Davis explained autism as a communication disorder with different levels of severity.
In many cases, a person with autism will have poor eye contact, a hard time understanding facial and body language, and have a difficult time in social situations, according to Davis.
“Going to the same high school as Trevor, I got a front row seat to how mean people can be,” Davis said, explaining it was hard for her brother to make friends.
She remembers seeing Trevor sitting in the lunch room alone at a table. He looked up at her and he had tears in his eyes.
Davis walked over and asked what was wrong with her brother. Trevor told her he was lonely.
She saw a need for a social skills-type class that would benefit children with autism like her brother.
As a college student at St. Olaf in Northfield, Davis wanted to bring a social skills class or “club” to the Northfield Middle School. She brought the idea to the school’s autism specialist and it began in February.
While Davis was starting her own social skills club, a social class was also being introduced at Dassel-Cokato High School.
Trevor was enrolled in this new class, and Davis has seen a dramatic change in her brother because of it.
“It was the first time he was talking about his buddies,” Davis said, explaining her brother began making friends.
“[The class] really changed his life for the positive,” Davis said.
“His self-esteem skyrocketed,” she added.
“Anybody can benefit, but it’s geared toward people with autism,” Davis said.
It’s about overcoming barriers, Davis said.
“There is no barrier that can’t be overcome,” she added.
The official platform for the Miss America organization is the Children’s Miracle Network.
Not giving up
Davis is determined to one day be Miss Minnesota and go on to the Miss USA pageant.
“I had a blast. I came out with 16 friends I will have forever and . . . I’ll be back,” Davis added.
Miss Twin Cities, Brook Kilgarriff, was crowned Miss Minnesota 2009, but Davis hopes Kilgarriff will be crowning her next year, Davis said.
She is thinking about running for another local pageant since this summer she will give up her South Central crown.

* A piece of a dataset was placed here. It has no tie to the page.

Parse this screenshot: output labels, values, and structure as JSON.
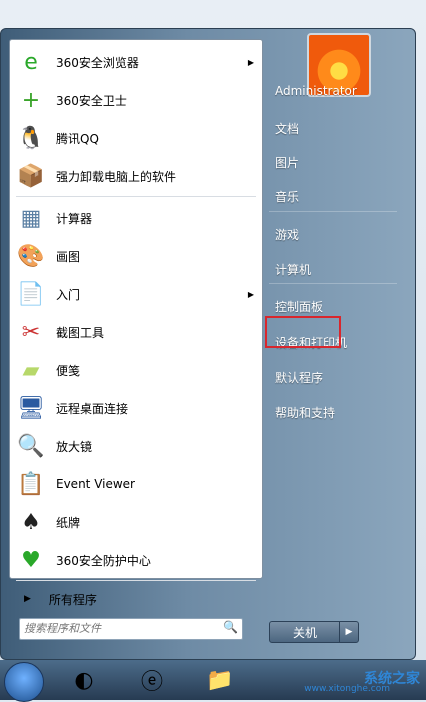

“I’m on a roll so I want to keep at it,” she said.
“I really want to be Miss Minnesota . . . not only because of the growth and development it’s provided me, but also to have that voice so I can work on behalf of my platform.”
This summer, Davis will have some fun performing as a dancer in the upcoming Dassel-Cokato Community Theatre Production of “Little Me.”
To learn more about Davis and her platform, go to www.nataliedavis.weebly.com.